Weekend Reader for Sunday, Jan. 14

Salmon stress on two fronts; more rollbacks from a Very Stable Genius; Nuclear for climate? Research from 56,000 dog years ago.

Even though President Trump enjoyed his brisk schedule of watching Fox & Friends and tweeting their news coverage, deriding other news outlets and investigations as part of a massive hoax, insulting large groups of people and sovereign nations and playing an absurd amount of golf for a guy with a big job, his team has plenty of time to stage the purge of environmental law and regulation. (Plenty more on that below.)


Rains came to California, and the hills of Los Angeles stopped burning. In Santa Barbara, the rains soaked fire-stripped hillsides, and the hills went to town. Mudslides brought death and destruction, as Nature fulfilled the fire->rain->mudslide cycle.



Top Weekend News

The Food and Environment Reporting Network (FERN) has a strong piece from an unexpected place. Smithfield Foods, long an environmental black-hat for its factory hog farms, is working on some solutions. And check out EHN's recent series, Peak Pig.

This week, two pieces of news mark the plight of salmon in the Pacific Northwest: Science Magazine covered a study on the narrowing genetic diversity of chinook salmon. And NPR reports that a pesticide that Obama's EPA tried to rein in is doing damage to salmon in Northwest waterways.

Bears Ears get lopped, Navajos cringe, uranium miners cash in: The Trump Administration's drastic shrinkage of the new Bears Ears National Monument angered environmentalists and Navajo neighbors, but could be a windfall for uranium miners who have had their eyes on the land for a long time.

And on MLK Day, Rep. John Lewis, an enduring link to the peak days of the Civil Rights Movement, will join the NAACP in launching a wind and solar campaign. They see clean energy as a human right.

And just what did Trump do this week?

The EPA is considering reversing a 2015 rule that set an age limit on farmworkers' use of pesticides. The current age limit is 18, but younger teenagers could be exposed to farm chemicals should this happen.

Tell me something I didn't know: The Washington Post's Chris Mooney on how, under Trump, coal is losing out to natural gas. Just like under Obama. Thanks, Obama!

Search for the least appropriate environment officials continues: Kathleen Hartnett White, who built a reputation as a foe of environmental regulation and science, scores a key nomination as Trump's environmental advisor.

Opinions and Editorials

Bloomberg has an anti-coal, pro-nuke editorial on battling climate change.

Has there been a greening of Christianity? With the exception of the current Pope, few signs point to yes.

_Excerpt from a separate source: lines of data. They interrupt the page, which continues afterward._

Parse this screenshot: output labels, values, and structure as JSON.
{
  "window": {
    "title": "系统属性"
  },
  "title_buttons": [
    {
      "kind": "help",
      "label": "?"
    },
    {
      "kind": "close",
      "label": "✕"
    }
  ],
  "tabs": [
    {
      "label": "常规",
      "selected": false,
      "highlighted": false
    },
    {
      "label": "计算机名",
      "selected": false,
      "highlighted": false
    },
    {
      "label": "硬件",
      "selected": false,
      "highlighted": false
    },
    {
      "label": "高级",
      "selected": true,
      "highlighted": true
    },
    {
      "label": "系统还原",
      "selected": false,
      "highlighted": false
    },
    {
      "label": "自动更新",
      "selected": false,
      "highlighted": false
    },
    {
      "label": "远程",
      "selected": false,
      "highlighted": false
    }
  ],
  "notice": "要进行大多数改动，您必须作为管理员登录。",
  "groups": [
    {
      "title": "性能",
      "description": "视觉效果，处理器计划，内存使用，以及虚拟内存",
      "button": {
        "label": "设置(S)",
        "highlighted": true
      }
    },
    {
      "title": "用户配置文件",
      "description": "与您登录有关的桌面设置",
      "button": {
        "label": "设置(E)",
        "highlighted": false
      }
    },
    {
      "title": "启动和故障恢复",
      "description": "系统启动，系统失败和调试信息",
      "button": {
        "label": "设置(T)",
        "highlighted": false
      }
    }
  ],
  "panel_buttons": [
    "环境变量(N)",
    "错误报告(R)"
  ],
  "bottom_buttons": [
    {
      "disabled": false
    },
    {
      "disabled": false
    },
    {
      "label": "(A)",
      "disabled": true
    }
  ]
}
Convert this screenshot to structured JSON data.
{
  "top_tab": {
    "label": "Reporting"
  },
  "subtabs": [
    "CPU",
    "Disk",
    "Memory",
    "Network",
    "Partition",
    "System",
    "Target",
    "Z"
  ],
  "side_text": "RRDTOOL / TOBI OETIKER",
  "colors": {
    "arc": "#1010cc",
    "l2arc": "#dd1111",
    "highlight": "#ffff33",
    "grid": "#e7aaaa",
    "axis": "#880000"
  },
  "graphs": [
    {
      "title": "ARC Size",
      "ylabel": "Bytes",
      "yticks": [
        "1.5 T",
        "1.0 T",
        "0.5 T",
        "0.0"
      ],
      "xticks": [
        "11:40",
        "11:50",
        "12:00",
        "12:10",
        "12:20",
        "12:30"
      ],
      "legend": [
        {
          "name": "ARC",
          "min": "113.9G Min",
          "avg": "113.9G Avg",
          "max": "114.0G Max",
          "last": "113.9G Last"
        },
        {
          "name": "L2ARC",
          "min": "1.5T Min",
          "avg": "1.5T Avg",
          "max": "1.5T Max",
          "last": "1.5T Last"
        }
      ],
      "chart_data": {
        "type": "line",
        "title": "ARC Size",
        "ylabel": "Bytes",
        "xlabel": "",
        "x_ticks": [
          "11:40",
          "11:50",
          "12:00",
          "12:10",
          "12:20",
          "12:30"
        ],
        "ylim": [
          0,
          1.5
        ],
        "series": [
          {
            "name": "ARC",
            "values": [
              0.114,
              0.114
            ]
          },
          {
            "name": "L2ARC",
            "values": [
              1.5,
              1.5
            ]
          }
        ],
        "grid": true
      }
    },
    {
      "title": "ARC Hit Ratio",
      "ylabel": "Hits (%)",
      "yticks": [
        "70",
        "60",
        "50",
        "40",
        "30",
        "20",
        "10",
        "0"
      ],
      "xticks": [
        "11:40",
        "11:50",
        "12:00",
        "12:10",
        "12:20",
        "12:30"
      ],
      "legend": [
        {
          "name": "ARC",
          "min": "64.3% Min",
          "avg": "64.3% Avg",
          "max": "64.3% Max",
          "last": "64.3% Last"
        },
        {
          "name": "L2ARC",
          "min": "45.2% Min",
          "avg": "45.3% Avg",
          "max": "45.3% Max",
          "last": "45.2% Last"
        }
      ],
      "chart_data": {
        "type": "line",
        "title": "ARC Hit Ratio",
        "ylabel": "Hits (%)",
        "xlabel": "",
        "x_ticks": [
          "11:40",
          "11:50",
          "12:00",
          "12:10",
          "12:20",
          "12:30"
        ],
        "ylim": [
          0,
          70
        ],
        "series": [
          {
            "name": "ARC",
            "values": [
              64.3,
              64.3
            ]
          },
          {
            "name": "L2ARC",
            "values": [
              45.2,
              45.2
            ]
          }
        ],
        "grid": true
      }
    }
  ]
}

Meteorologist Eric Holthaus sees a need for environmentalists to embrace nuclear power as a climate solution.

Klein opines: New York City may be on the verge of fossil fuel divestment. Naomi Klein says that would have been unheard of five years ago.

Care for a little good news?

An obsolete coal plant along the Delaware River was converted to natural gas. A study says that pregnant Moms downwind in New Jersey showed health benefits. So did their kids.

And finally, News for Dogs

Archaeologists have discovered what are believed to be the oldest images of dogs from a site in Saudi Arabia. The rock wall etchings are estimated to be 8,000 years old. Or, if you're a dog, 56,000 years old.

Climate politics, Pogo edition

Will an old comic strip expression define upcoming global climate talks?

Is anyone really, truly surprised that President Biden's relatively ambitious plan to address climate change is being axed so quickly from his infrastructure package?

Keep reading... Show less

Get our Good News newsletter

Get the best positive, solutions-oriented stories we've seen on the intersection of our health and environment, FREE every Tuesday in your inbox. Subscribe here today. Keep the change tomorrow.

www.opendemocracy.net

Glasgow’s COP26 is crunch time to save the world from disaster

Looking back on 30 years of climate conferences, Geoffrey Lean recalls the many missed opportunities for change that led us to this boiling point
www.theguardian.com

Concrete: the most destructive material on Earth

After water, concrete is the most widely used substance on the planet. But its benefits mask enormous dangers to the planet, to human health – and to culture itself

Violence, strikes, and India’s farmers want you to see it

A year on, protesters against the country’s agricultural laws are taking an increasingly confrontational approach with the country’s leaders.